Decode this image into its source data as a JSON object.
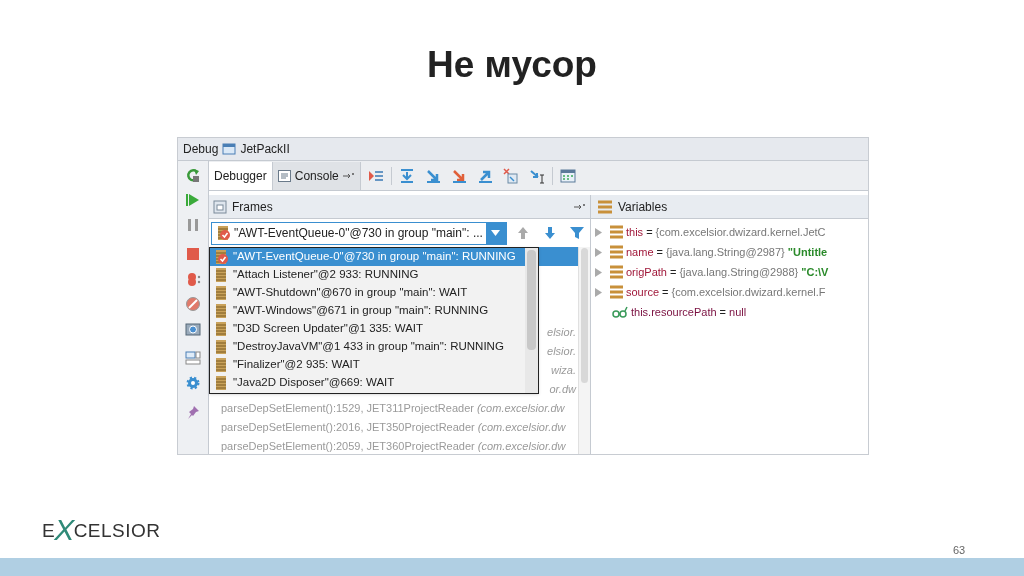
{
  "slide": {
    "title": "Не мусор",
    "logo": "EXCELSIOR",
    "page_number": "63"
  },
  "window": {
    "title": "Debug",
    "config": "JetPackII"
  },
  "tabs": [
    {
      "label": "Debugger",
      "selected": true
    },
    {
      "label": "Console",
      "selected": false
    }
  ],
  "frames": {
    "title": "Frames",
    "thread_selector": {
      "value": "\"AWT-EventQueue-0\"@730 in group \"main\": ..."
    },
    "thread_list": [
      {
        "label": "\"AWT-EventQueue-0\"@730 in group \"main\": RUNNING",
        "selected": true,
        "kind": "current"
      },
      {
        "label": "\"Attach Listener\"@2 933: RUNNING",
        "selected": false,
        "kind": "thread"
      },
      {
        "label": "\"AWT-Shutdown\"@670 in group \"main\": WAIT",
        "selected": false,
        "kind": "thread"
      },
      {
        "label": "\"AWT-Windows\"@671 in group \"main\": RUNNING",
        "selected": false,
        "kind": "thread"
      },
      {
        "label": "\"D3D Screen Updater\"@1 335: WAIT",
        "selected": false,
        "kind": "thread"
      },
      {
        "label": "\"DestroyJavaVM\"@1 433 in group \"main\": RUNNING",
        "selected": false,
        "kind": "thread"
      },
      {
        "label": "\"Finalizer\"@2 935: WAIT",
        "selected": false,
        "kind": "thread"
      },
      {
        "label": "\"Java2D Disposer\"@669: WAIT",
        "selected": false,
        "kind": "thread"
      }
    ],
    "stack_rows": [
      {
        "selected": true
      },
      {
        "selected": false
      },
      {
        "selected": false
      },
      {
        "selected": false
      },
      {
        "selected": false,
        "kind": "fragment",
        "text": "elsior."
      },
      {
        "selected": false,
        "kind": "fragment",
        "text": "elsior."
      },
      {
        "selected": false,
        "kind": "fragment",
        "text": "wiza."
      },
      {
        "selected": false,
        "kind": "fragment",
        "text": "or.dw"
      },
      {
        "selected": false,
        "kind": "frame",
        "method": "parseDepSetElement():1529, JET311ProjectReader",
        "package": "(com.excelsior.dw"
      },
      {
        "selected": false,
        "kind": "frame",
        "method": "parseDepSetElement():2016, JET350ProjectReader",
        "package": "(com.excelsior.dw"
      },
      {
        "selected": false,
        "kind": "frame",
        "method": "parseDepSetElement():2059, JET360ProjectReader",
        "package": "(com.excelsior.dw"
      }
    ]
  },
  "variables": {
    "title": "Variables",
    "rows": [
      {
        "kind": "field",
        "name": "this",
        "operator": "=",
        "value": "{com.excelsior.dwizard.kernel.JetC"
      },
      {
        "kind": "field",
        "name": "name",
        "operator": "=",
        "value": "{java.lang.String@2987}",
        "string": "\"Untitle"
      },
      {
        "kind": "field",
        "name": "origPath",
        "operator": "=",
        "value": "{java.lang.String@2988}",
        "string": "\"C:\\V"
      },
      {
        "kind": "field",
        "name": "source",
        "operator": "=",
        "value": "{com.excelsior.dwizard.kernel.F"
      },
      {
        "kind": "watch",
        "name": "this.resourcePath",
        "operator": "=",
        "value": "null"
      }
    ]
  }
}
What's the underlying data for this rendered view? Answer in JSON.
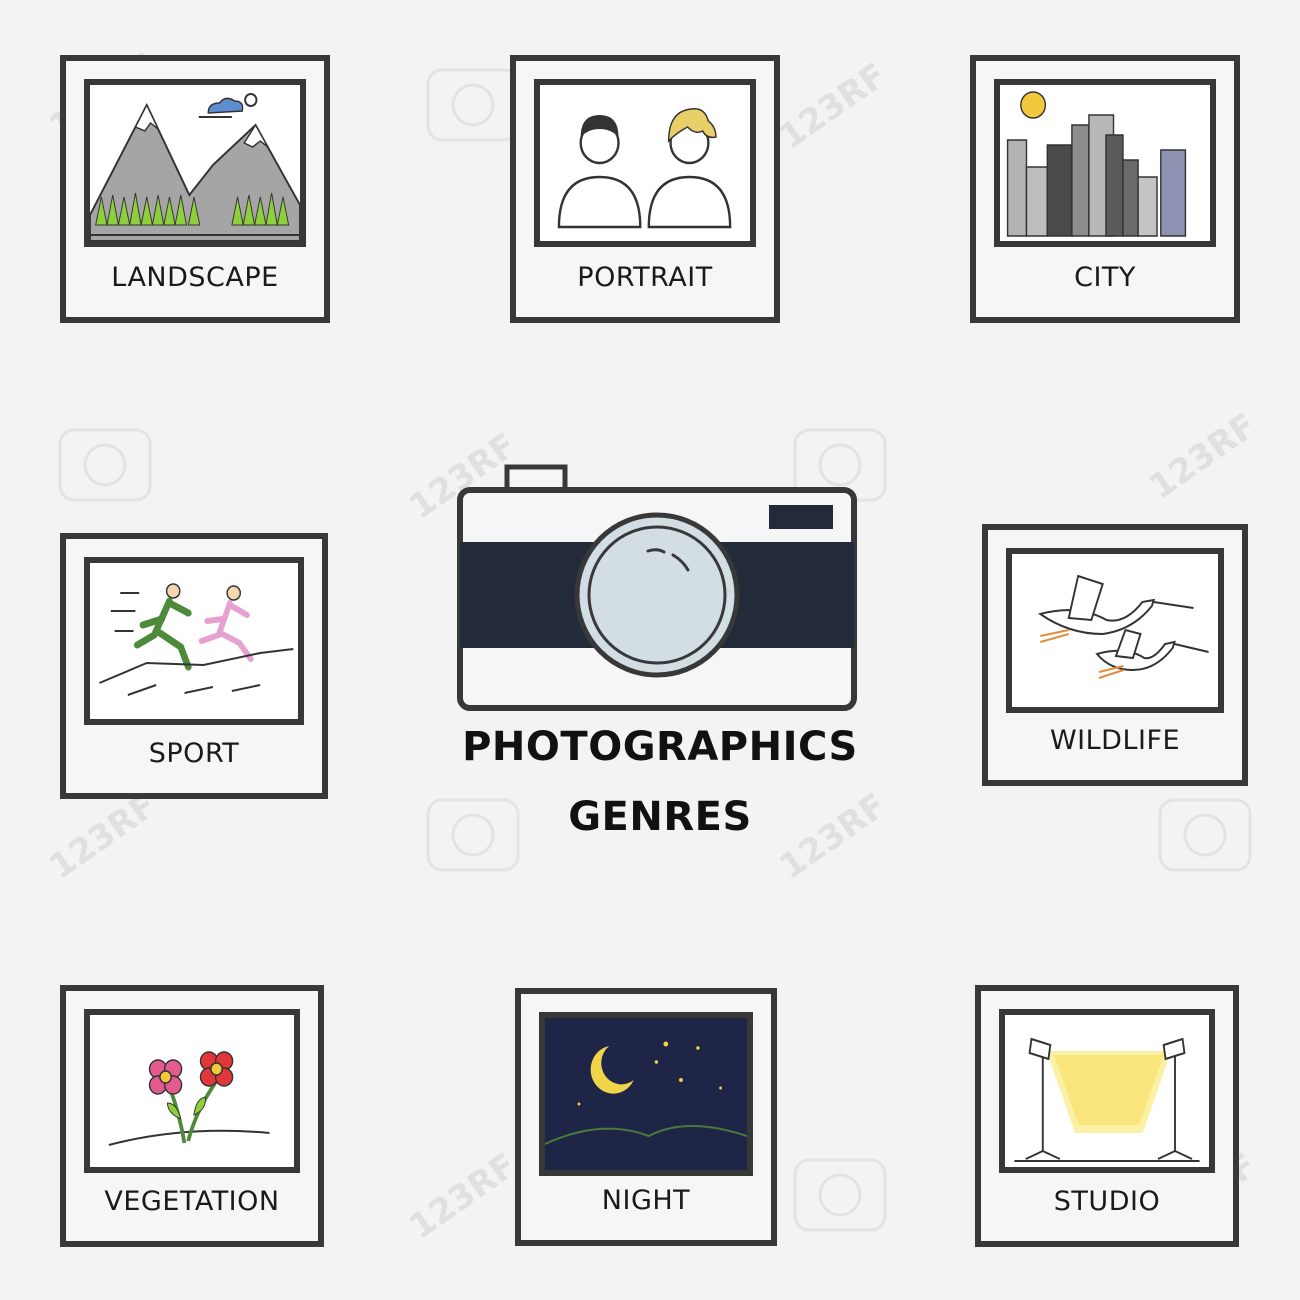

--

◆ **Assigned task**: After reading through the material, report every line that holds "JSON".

◆ **Solution to this exercise**:
Decode this image into its source data as a JSON object.
What's the underlying data for this rendered view? Answer in JSON.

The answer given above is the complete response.